> [EXERCISE] Scan the data below and report how many lines include the word "title". Nothing else is wanted.

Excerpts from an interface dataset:
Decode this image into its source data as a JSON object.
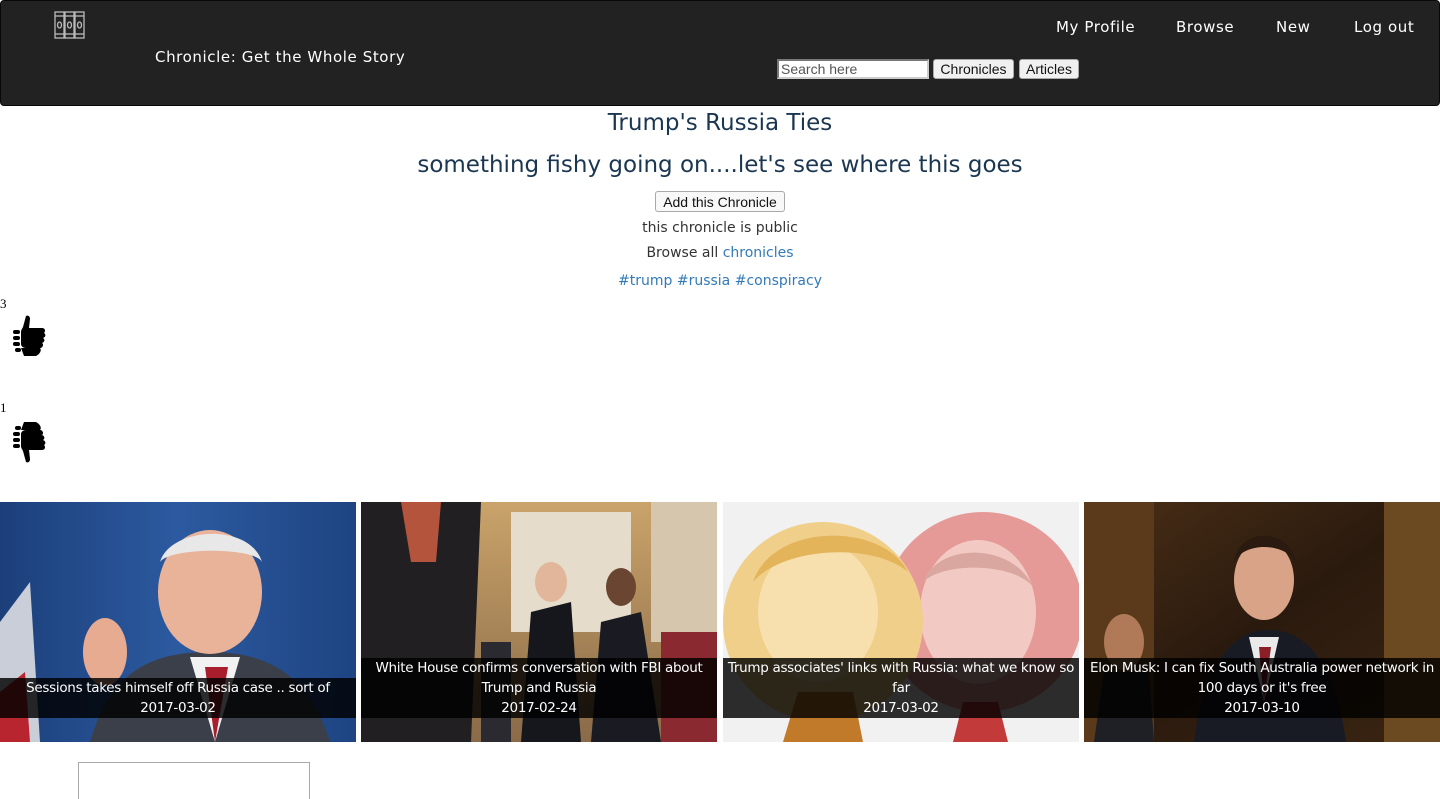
{
  "header": {
    "brand": "Chronicle: Get the Whole Story",
    "nav": {
      "profile": "My Profile",
      "browse": "Browse",
      "new": "New",
      "logout": "Log out"
    },
    "search": {
      "placeholder": "Search here",
      "value": "",
      "chronicles_button": "Chronicles",
      "articles_button": "Articles"
    },
    "logo_icon": "bookshelf-logo-icon"
  },
  "chronicle": {
    "title": "Trump's Russia Ties",
    "description": "something fishy going on....let's see where this goes",
    "add_button": "Add this Chronicle",
    "visibility": "this chronicle is public",
    "browse_prefix": "Browse all ",
    "browse_link": "chronicles",
    "tags": [
      "#trump",
      "#russia",
      "#conspiracy"
    ]
  },
  "votes": {
    "up_count": "3",
    "down_count": "1",
    "up_icon": "thumbs-up-icon",
    "down_icon": "thumbs-down-icon"
  },
  "articles": [
    {
      "title": "Sessions takes himself off Russia case .. sort of",
      "date": "2017-03-02"
    },
    {
      "title": "White House confirms conversation with FBI about Trump and Russia",
      "date": "2017-02-24"
    },
    {
      "title": "Trump associates' links with Russia: what we know so far",
      "date": "2017-03-02"
    },
    {
      "title": "Elon Musk: I can fix South Australia power network in 100 days or it's free",
      "date": "2017-03-10"
    }
  ],
  "comment": {
    "value": ""
  },
  "colors": {
    "navbar": "#222222",
    "link": "#337ab7",
    "heading": "#1a3650"
  }
}
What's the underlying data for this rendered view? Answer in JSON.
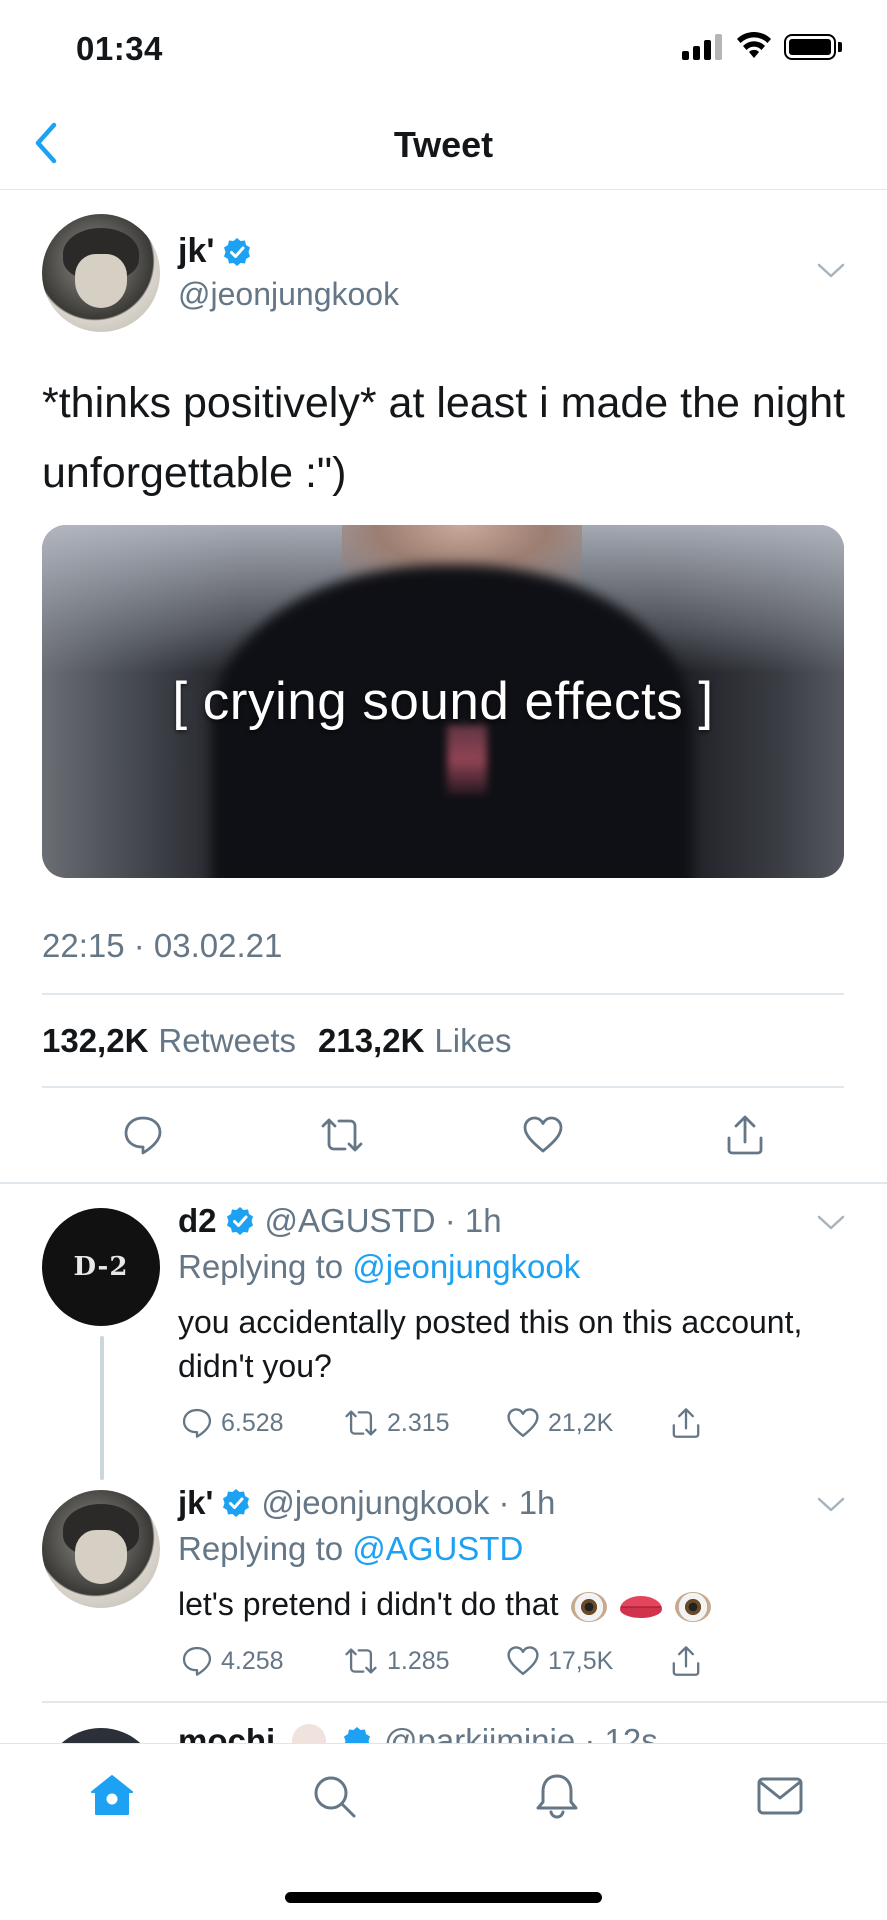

> [TASK OUTPUT] 5